GOMA, Democratic Republic of Congo — A private jet plane registered in the U.S. under license plate number N886DT was grounded at the Goma airport recently for the most unusual conflict minerals business.
The plane is said to have come from tax-free haven Great Bermuda and traveled through Abuja, Nigeria before it landed late Thursday, February 3 at Goma’s airport. The crew consisted of an American, a Frenchman, and two Nigerians who carried a whopping sum of $6.8 million in cash destined for General Bosco Ntaganda, dubbed “The Terminator” for mass killings in Ituri for which he is wanted by the International Criminal Court. Ntaganda is a former member of the CNDP rebel group who was promoted to the second-in-command of the Congolese army’s operations against Hutu militants as way of persuading him to sell out his boss, General Nkunda Mihigo. (Nkunda has been under house arrest in Rwanda since January 2009.)
Two days after the plane crew arrived in Goma, the general sent to the crew a large parcel of gold nuggets, delivered via his bodyguards. As they forced their way into the airport, an altercation with special guards for presidential security almost broke out in gunfire. One eyewitness told Enough that presidential security guards keeping a close watch over the airport backed off when they realized the parcel deliverers were Bosco’s personal escorts. The bodyguards drove to the airplane and handed over the parcel. The packets given by the crew in exchange attracted the attention of security guards who were watching from a distance.
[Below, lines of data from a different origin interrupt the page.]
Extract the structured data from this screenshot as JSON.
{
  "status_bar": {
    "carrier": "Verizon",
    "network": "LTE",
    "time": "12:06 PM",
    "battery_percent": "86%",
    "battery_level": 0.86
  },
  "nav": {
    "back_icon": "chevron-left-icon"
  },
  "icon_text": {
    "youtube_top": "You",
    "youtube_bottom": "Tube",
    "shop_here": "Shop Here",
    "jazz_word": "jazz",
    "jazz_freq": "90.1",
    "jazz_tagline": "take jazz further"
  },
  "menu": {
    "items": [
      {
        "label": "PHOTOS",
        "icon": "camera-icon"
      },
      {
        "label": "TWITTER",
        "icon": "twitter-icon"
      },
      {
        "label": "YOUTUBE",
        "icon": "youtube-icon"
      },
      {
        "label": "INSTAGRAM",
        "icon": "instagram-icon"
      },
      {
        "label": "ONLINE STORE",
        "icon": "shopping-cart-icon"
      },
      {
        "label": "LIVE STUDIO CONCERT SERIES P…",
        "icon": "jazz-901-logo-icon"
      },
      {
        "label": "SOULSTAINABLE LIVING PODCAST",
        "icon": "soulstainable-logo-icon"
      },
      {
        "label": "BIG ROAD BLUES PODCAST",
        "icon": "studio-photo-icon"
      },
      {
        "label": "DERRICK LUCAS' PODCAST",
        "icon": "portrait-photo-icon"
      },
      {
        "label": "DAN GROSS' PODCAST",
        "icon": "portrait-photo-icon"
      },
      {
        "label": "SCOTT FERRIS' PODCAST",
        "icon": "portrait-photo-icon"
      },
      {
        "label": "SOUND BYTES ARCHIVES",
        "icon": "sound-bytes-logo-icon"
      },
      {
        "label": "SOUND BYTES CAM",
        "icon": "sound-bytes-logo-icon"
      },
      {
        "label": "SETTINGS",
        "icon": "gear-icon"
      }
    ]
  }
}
After Bosco’s escorts had left, the presidential security guards came to the crew to find out about the deal. Eyewitnesses say the crew was beaten, and only began answering questions after the presidential security guards threatened to gun them down. They said they gave money to Bosco’s escorts but only confessed to the full $6.8 million after the guards discovered the hidden parcel of gold nuggets.
The Goma airport civil aviation authority joined the presidential guards in warning the governor of the significant transaction, taking place in the midst of a so-called mining ban.
It is said that General Bosco is hiding the money from the transaction in a house that straddles the Congo-Rwanda border. With the gold and the crewmembers as evidence, it was hard for Bosco to deny the transaction took place. However, he didn’t admit having all the $6.8 million. When asked to hand over the money, he went into the house and brought $1.8 million that included $1 million in fake banknotes. It was staggering twist for the jet crewmembers, who had abstracts of accounts from international banks where they drew the money.
True to his moniker, the “Terminator” has seen time and again that no one will challenge his authority. No officials would dare search his house, knowing they would likely face swift retribution from Bosco and his men. So, only $800,000 out of the $6.8 million has been found so far.
According to preliminary inquiries, the $1 million fake banknotes might be tied to an international Islamic extremist network allegedly linked to al-Qaeda, hence the governor’s bluffing press release. The $800,000 cash and gold nuggets have been taken to the Goma central bank, and the crewmembers held by the Congolese secret service. More than a week after the transaction at Goma airport transpired, the crew remains under detention, and journalists have been unable speak to them, creating essentially a news blackout about the incident.
Tomorrow: More about the drama and how it relates to the mining ban.